Provided records:
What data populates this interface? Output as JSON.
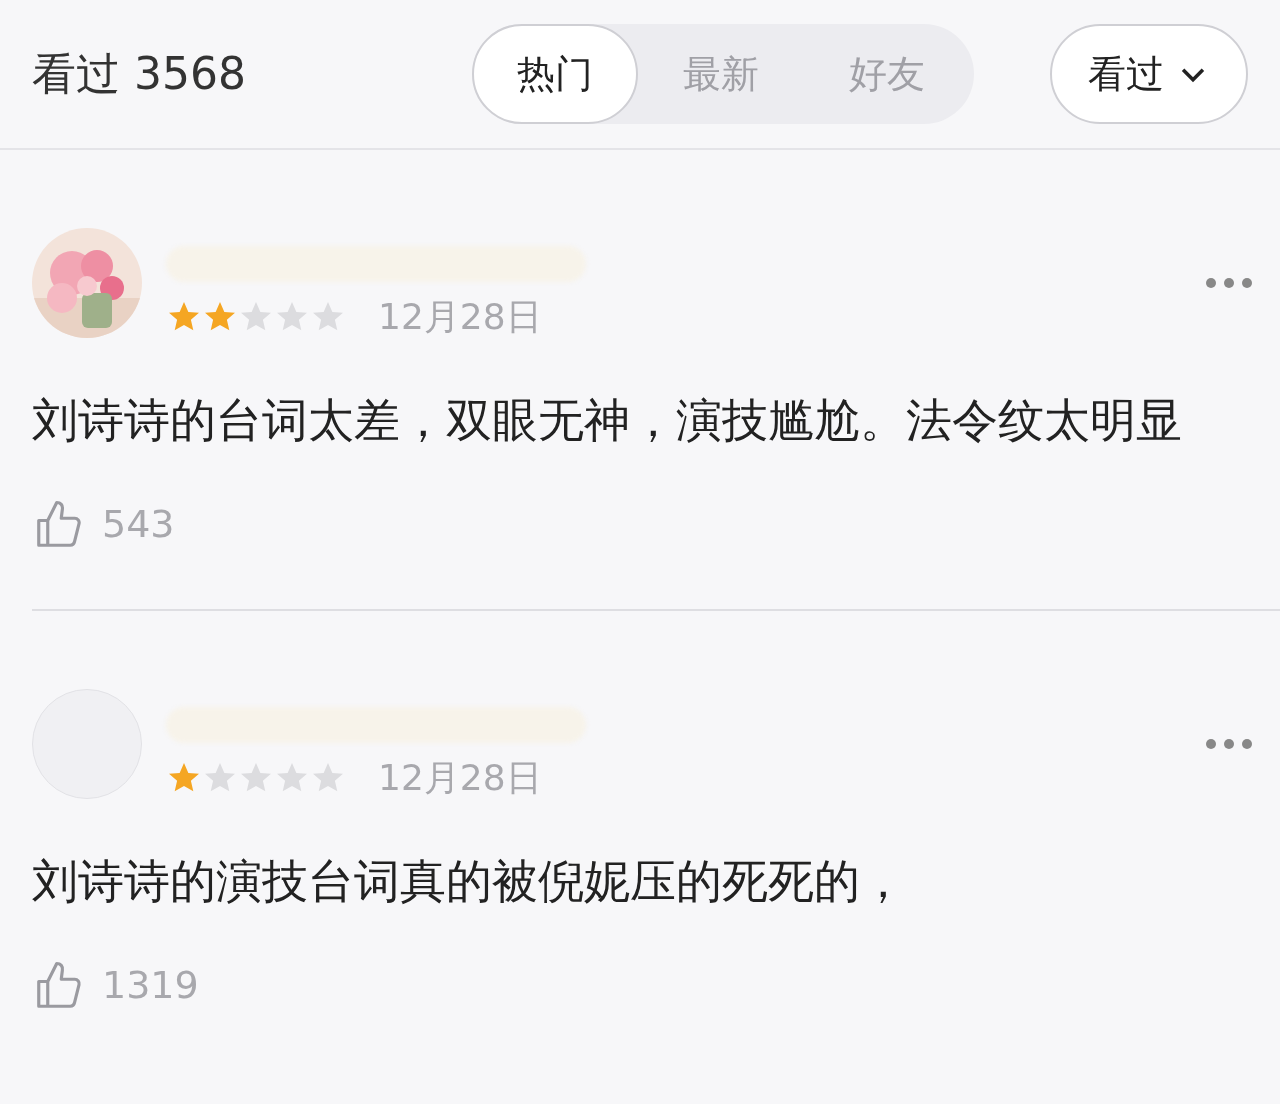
{
  "header": {
    "title": "看过 3568",
    "tabs": [
      {
        "label": "热门",
        "selected": true
      },
      {
        "label": "最新",
        "selected": false
      },
      {
        "label": "好友",
        "selected": false
      }
    ],
    "filter": {
      "label": "看过"
    }
  },
  "reviews": [
    {
      "stars": 2,
      "date": "12月28日",
      "text": "刘诗诗的台词太差，双眼无神，演技尴尬。法令纹太明显",
      "likes": "543"
    },
    {
      "avatar": {
        "kind": "blank"
      },
      "stars": 1,
      "date": "12月28日",
      "text": "刘诗诗的演技台词真的被倪妮压的死死的，",
      "likes": "1319"
    }
  ]
}
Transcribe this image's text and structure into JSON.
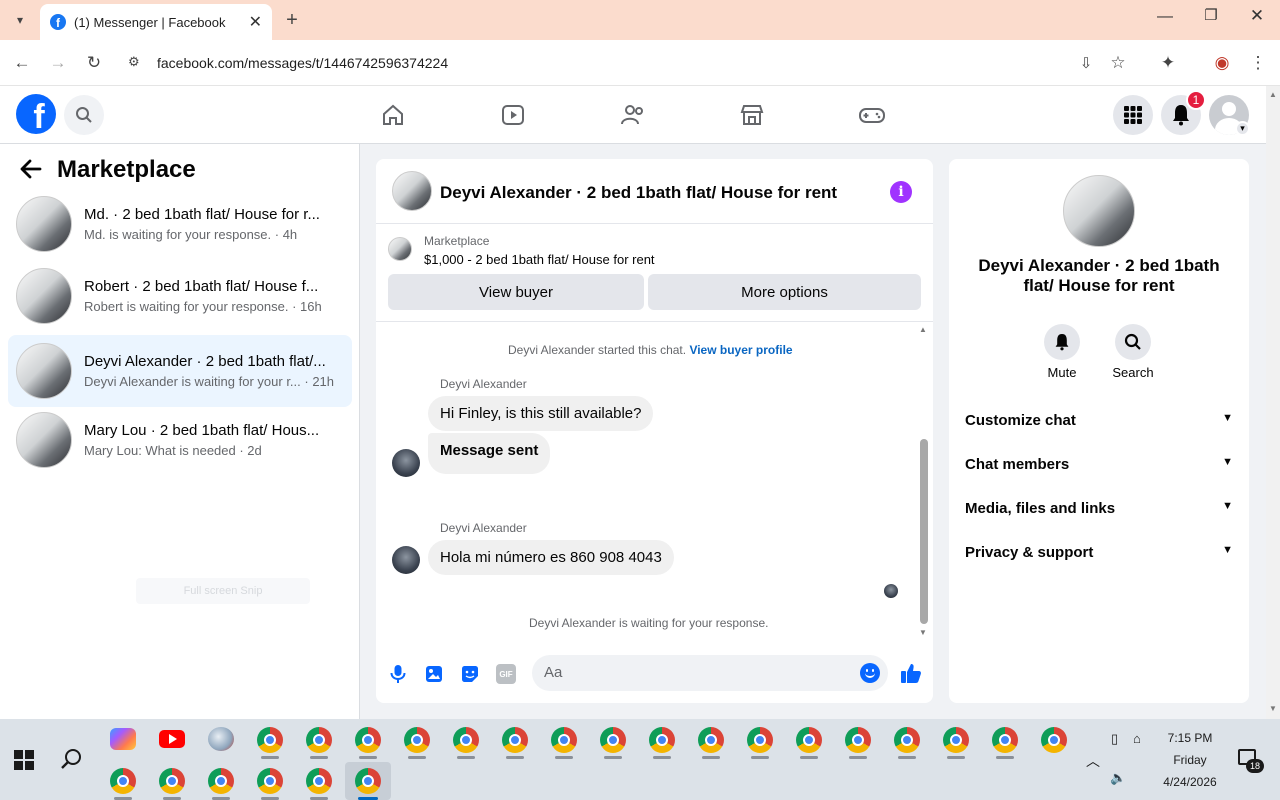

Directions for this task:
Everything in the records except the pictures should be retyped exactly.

Output:
What data populates this interface? Output as JSON.
{
  "header": {
    "title": "看过 3568",
    "tabs": [
      {
        "label": "热门",
        "selected": true
      },
      {
        "label": "最新",
        "selected": false
      },
      {
        "label": "好友",
        "selected": false
      }
    ],
    "filter": {
      "label": "看过"
    }
  },
  "reviews": [
    {
      "stars": 2,
      "date": "12月28日",
      "text": "刘诗诗的台词太差，双眼无神，演技尴尬。法令纹太明显",
      "likes": "543"
    },
    {
      "avatar": {
        "kind": "blank"
      },
      "stars": 1,
      "date": "12月28日",
      "text": "刘诗诗的演技台词真的被倪妮压的死死的，",
      "likes": "1319"
    }
  ]
}
Transcribe this image's text and structure into JSON.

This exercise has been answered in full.